  • When one of the parties is already married or in a domestic partnership - you can only be in one marriage or domestic partnership at a time so any previous marriage or domestic partnership must have been terminated by the death of the other spouse or a legal divorce;
  • When there are “reasons of consanguinity” - under Washington, persons who are closely related by blood cannot legally marry each other or become domestic partners;
  • When one of the parties lacked capacity to consent to the marriage or domestic partnership either due to mental incapacity or intoxication – like any contract, a marriage or domestic partnership can be voided if one of the parties was disabled by either a mental illness or intoxication to the point that he or she cannot understand the nature and consequences of the decision to marry.  Note that this type of invalid marriage can also be “ratified” if the spouses continue to live together after the incapacitated person attains the requisite capacity;
  • When one of the parties was coerced into the marriage by force, duress, or fraud involving the essentials of marriage – Washington courts apply a very strict evidence standard to prove force, duress or fraud in all cases, including allegations of an invalid marriage. The court will need to see “clear and convincing” evidence in order to making such a finding; this is a much more stringent standard than the “preponderance of the evidence” standard in other civil cases.   This type of invalid marriage can also be ratified by continued cohabitation after the alleged misconduct is discovered.

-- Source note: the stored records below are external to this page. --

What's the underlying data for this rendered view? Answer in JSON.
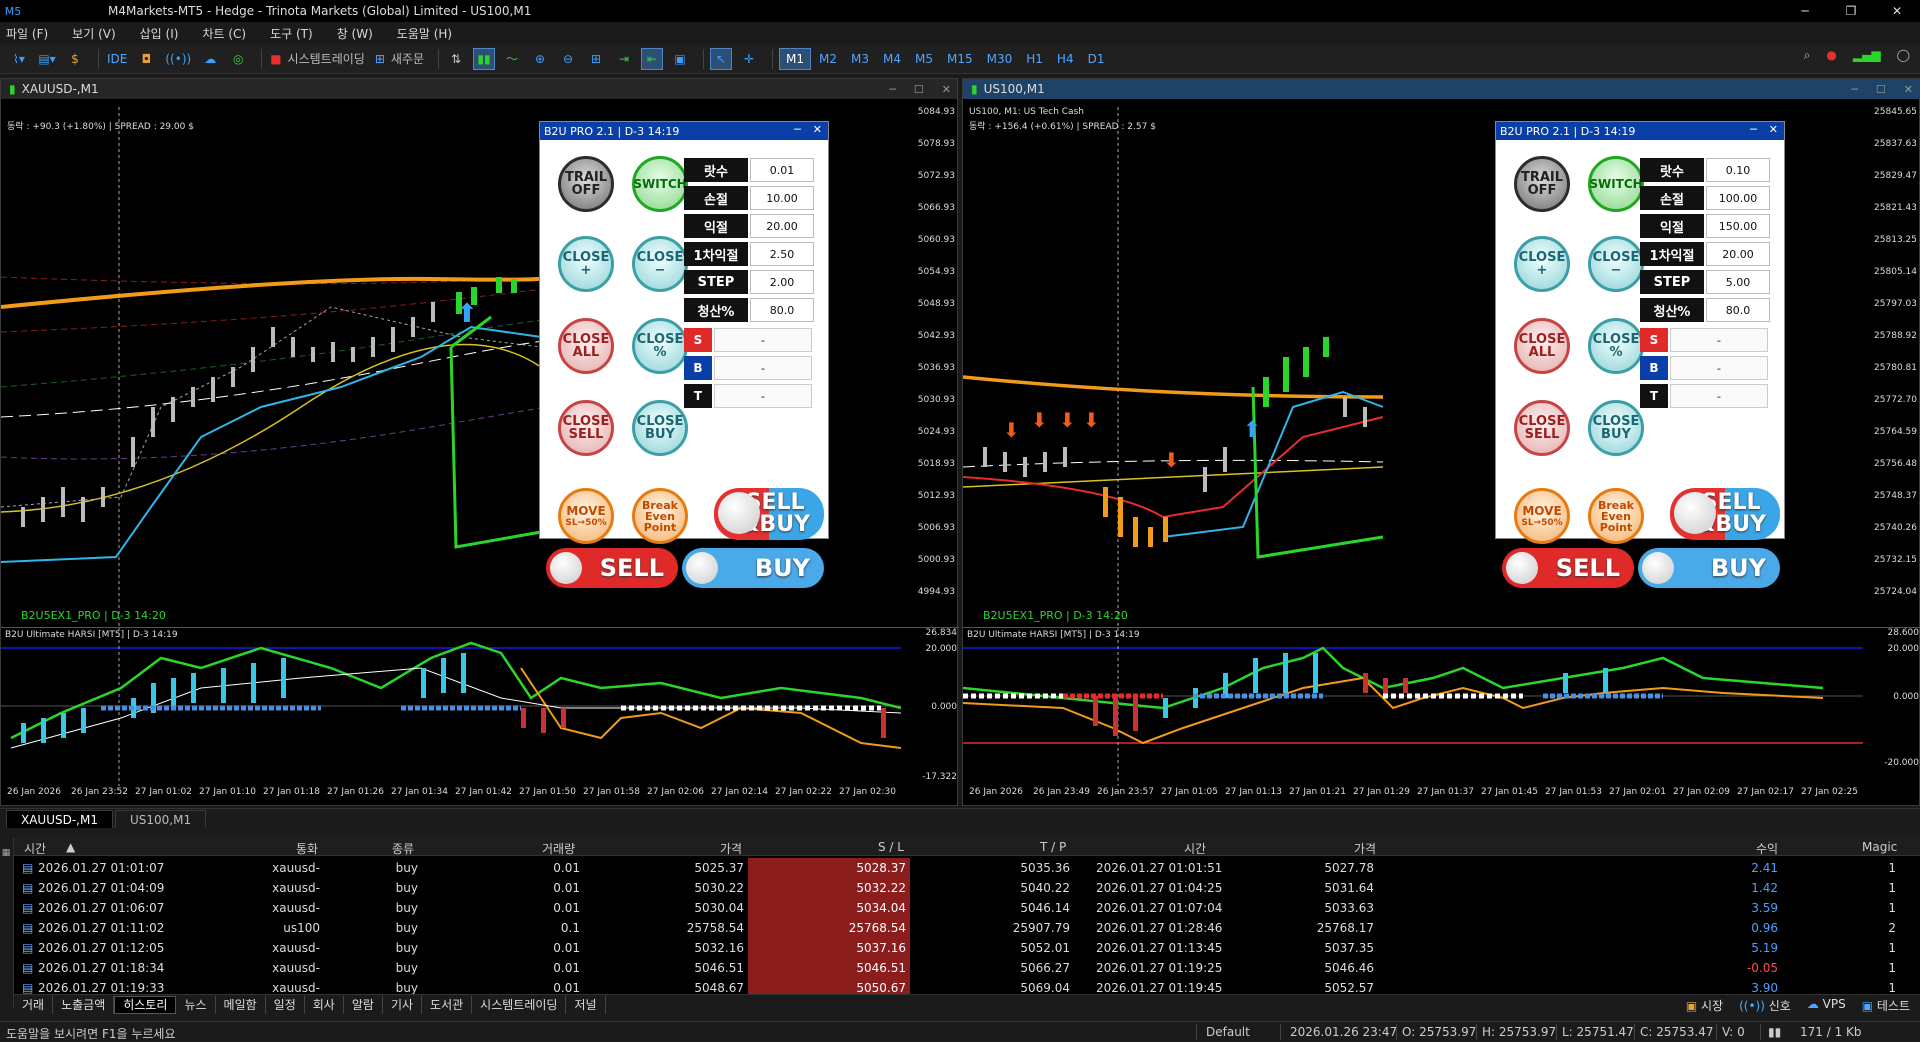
{
  "window": {
    "title": "M4Markets-MT5 - Hedge - Trinota Markets (Global) Limited - US100,M1"
  },
  "menu": [
    "파일 (F)",
    "보기 (V)",
    "삽입 (I)",
    "차트 (C)",
    "도구 (T)",
    "창 (W)",
    "도움말 (H)"
  ],
  "toolbar": {
    "ide": "IDE",
    "algo": "시스템트레이딩",
    "new_order": "새주문",
    "timeframes": [
      "M1",
      "M2",
      "M3",
      "M4",
      "M5",
      "M15",
      "M30",
      "H1",
      "H4",
      "D1"
    ],
    "active_timeframe": "M1"
  },
  "charts": [
    {
      "title": "XAUUSD-,M1",
      "info": "동락 : +90.3 (+1.80%) | SPREAD : 29.00 $",
      "ea_label": "B2U5EX1_PRO | D-3 14:20",
      "prices": [
        "5084.93",
        "5078.93",
        "5072.93",
        "5066.93",
        "5060.93",
        "5054.93",
        "5048.93",
        "5042.93",
        "5036.93",
        "5030.93",
        "5024.93",
        "5018.93",
        "5012.93",
        "5006.93",
        "5000.93",
        "4994.93"
      ],
      "sub_title": "B2U Ultimate HARSI [MT5] | D-3 14:19",
      "sub_levels": [
        "26.834",
        "20.000",
        "0.000",
        "-17.322"
      ],
      "times": [
        "26 Jan 2026",
        "26 Jan 23:52",
        "27 Jan 01:02",
        "27 Jan 01:10",
        "27 Jan 01:18",
        "27 Jan 01:26",
        "27 Jan 01:34",
        "27 Jan 01:42",
        "27 Jan 01:50",
        "27 Jan 01:58",
        "27 Jan 02:06",
        "27 Jan 02:14",
        "27 Jan 02:22",
        "27 Jan 02:30"
      ],
      "panel": {
        "title": "B2U PRO 2.1 | D-3 14:19",
        "fields": [
          [
            "랏수",
            "0.01"
          ],
          [
            "손절",
            "10.00"
          ],
          [
            "익절",
            "20.00"
          ],
          [
            "1차익절",
            "2.50"
          ],
          [
            "STEP",
            "2.00"
          ],
          [
            "청산%",
            "80.0"
          ]
        ],
        "status": [
          [
            "S",
            "-"
          ],
          [
            "B",
            "-"
          ],
          [
            "T",
            "-"
          ]
        ]
      }
    },
    {
      "title": "US100,M1",
      "info_line1": "US100, M1: US Tech Cash",
      "info": "동락 : +156.4 (+0.61%) | SPREAD : 2.57 $",
      "ea_label": "B2U5EX1_PRO | D-3 14:20",
      "prices": [
        "25845.65",
        "25837.63",
        "25829.47",
        "25821.43",
        "25813.25",
        "25805.14",
        "25797.03",
        "25788.92",
        "25780.81",
        "25772.70",
        "25764.59",
        "25756.48",
        "25748.37",
        "25740.26",
        "25732.15",
        "25724.04"
      ],
      "sub_title": "B2U Ultimate HARSI [MT5] | D-3 14:19",
      "sub_levels": [
        "28.600",
        "20.000",
        "0.000",
        "-20.000"
      ],
      "times": [
        "26 Jan 2026",
        "26 Jan 23:49",
        "26 Jan 23:57",
        "27 Jan 01:05",
        "27 Jan 01:13",
        "27 Jan 01:21",
        "27 Jan 01:29",
        "27 Jan 01:37",
        "27 Jan 01:45",
        "27 Jan 01:53",
        "27 Jan 02:01",
        "27 Jan 02:09",
        "27 Jan 02:17",
        "27 Jan 02:25"
      ],
      "panel": {
        "title": "B2U PRO 2.1 | D-3 14:19",
        "fields": [
          [
            "랏수",
            "0.10"
          ],
          [
            "손절",
            "100.00"
          ],
          [
            "익절",
            "150.00"
          ],
          [
            "1차익절",
            "20.00"
          ],
          [
            "STEP",
            "5.00"
          ],
          [
            "청산%",
            "80.0"
          ]
        ],
        "status": [
          [
            "S",
            "-"
          ],
          [
            "B",
            "-"
          ],
          [
            "T",
            "-"
          ]
        ]
      }
    }
  ],
  "buttons": {
    "trail": [
      "TRAIL",
      "OFF"
    ],
    "switch": "SWITCH",
    "close_plus": [
      "CLOSE",
      "+"
    ],
    "close_minus": [
      "CLOSE",
      "−"
    ],
    "close_all": [
      "CLOSE",
      "ALL"
    ],
    "close_pct": [
      "CLOSE",
      "%"
    ],
    "close_sell": [
      "CLOSE",
      "SELL"
    ],
    "close_buy": [
      "CLOSE",
      "BUY"
    ],
    "move": [
      "MOVE",
      "SL→50%"
    ],
    "breakeven": [
      "Break",
      "Even",
      "Point"
    ],
    "sellbuy": [
      "SELL",
      "&BUY"
    ],
    "sell": "SELL",
    "buy": "BUY"
  },
  "chart_tabs": [
    "XAUUSD-,M1",
    "US100,M1"
  ],
  "history": {
    "headers": [
      "시간",
      "통화",
      "종류",
      "거래량",
      "가격",
      "S / L",
      "T / P",
      "시간",
      "가격",
      "수익",
      "Magic"
    ],
    "rows": [
      [
        "2026.01.27 01:01:07",
        "xauusd-",
        "buy",
        "0.01",
        "5025.37",
        "5028.37",
        "5035.36",
        "2026.01.27 01:01:51",
        "5027.78",
        "2.41",
        "1"
      ],
      [
        "2026.01.27 01:04:09",
        "xauusd-",
        "buy",
        "0.01",
        "5030.22",
        "5032.22",
        "5040.22",
        "2026.01.27 01:04:25",
        "5031.64",
        "1.42",
        "1"
      ],
      [
        "2026.01.27 01:06:07",
        "xauusd-",
        "buy",
        "0.01",
        "5030.04",
        "5034.04",
        "5046.14",
        "2026.01.27 01:07:04",
        "5033.63",
        "3.59",
        "1"
      ],
      [
        "2026.01.27 01:11:02",
        "us100",
        "buy",
        "0.1",
        "25758.54",
        "25768.54",
        "25907.79",
        "2026.01.27 01:28:46",
        "25768.17",
        "0.96",
        "2"
      ],
      [
        "2026.01.27 01:12:05",
        "xauusd-",
        "buy",
        "0.01",
        "5032.16",
        "5037.16",
        "5052.01",
        "2026.01.27 01:13:45",
        "5037.35",
        "5.19",
        "1"
      ],
      [
        "2026.01.27 01:18:34",
        "xauusd-",
        "buy",
        "0.01",
        "5046.51",
        "5046.51",
        "5066.27",
        "2026.01.27 01:19:25",
        "5046.46",
        "-0.05",
        "1"
      ],
      [
        "2026.01.27 01:19:33",
        "xauusd-",
        "buy",
        "0.01",
        "5048.67",
        "5050.67",
        "5069.04",
        "2026.01.27 01:19:45",
        "5052.57",
        "3.90",
        "1"
      ]
    ]
  },
  "bottom_tabs": [
    "거래",
    "노출금액",
    "히스토리",
    "뉴스",
    "메일함",
    "일정",
    "회사",
    "알람",
    "기사",
    "도서관",
    "시스템트레이딩",
    "저널"
  ],
  "bottom_active": "히스토리",
  "bottom_right": [
    "시장",
    "신호",
    "VPS",
    "테스트"
  ],
  "status": {
    "help": "도움말을 보시려면 F1을 누르세요",
    "profile": "Default",
    "datetime": "2026.01.26 23:47",
    "open": "O: 25753.97",
    "high": "H: 25753.97",
    "low": "L: 25751.47",
    "close": "C: 25753.47",
    "volume": "V: 0",
    "traffic": "171 / 1 Kb"
  }
}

A sordid example of what kind of facts would constitute fraud or duress , as well as lack of capacity, can be found in the case Murphy v. Lint.  In that case, the Washington Supreme Court found that there was sufficient evidence that a cancer stricken woman’s consent to marry a man with whom she had had a casual dating relationship was obtained when she was significantly disabled by her illness, and also by both fraud and duress.

The court noted that the purported husband had systematically isolated the woman from her friends and family while she was dying of cancer.  In addition, the court found that the significant cognitive side effects caused by her illness deprived the woman of the capacity to consent to the marriage.  Indeed, one expert witness testified that  in reviewing the woman’s medical and other records, he “came very close to being absolutely certain that she could not understand in any way or comprehend what was happening [when she married the man in a Las Vegas wedding ceremony], let alone what the meaning or significance of that was.”

In short, it is only when a marriage or domestic partnership was formed in a way that violates  Washington law that a court will consider it null and void.  Most couples – even those whose marriages did not last through the honeymoon – have to seek a divorce to legally end their relationship.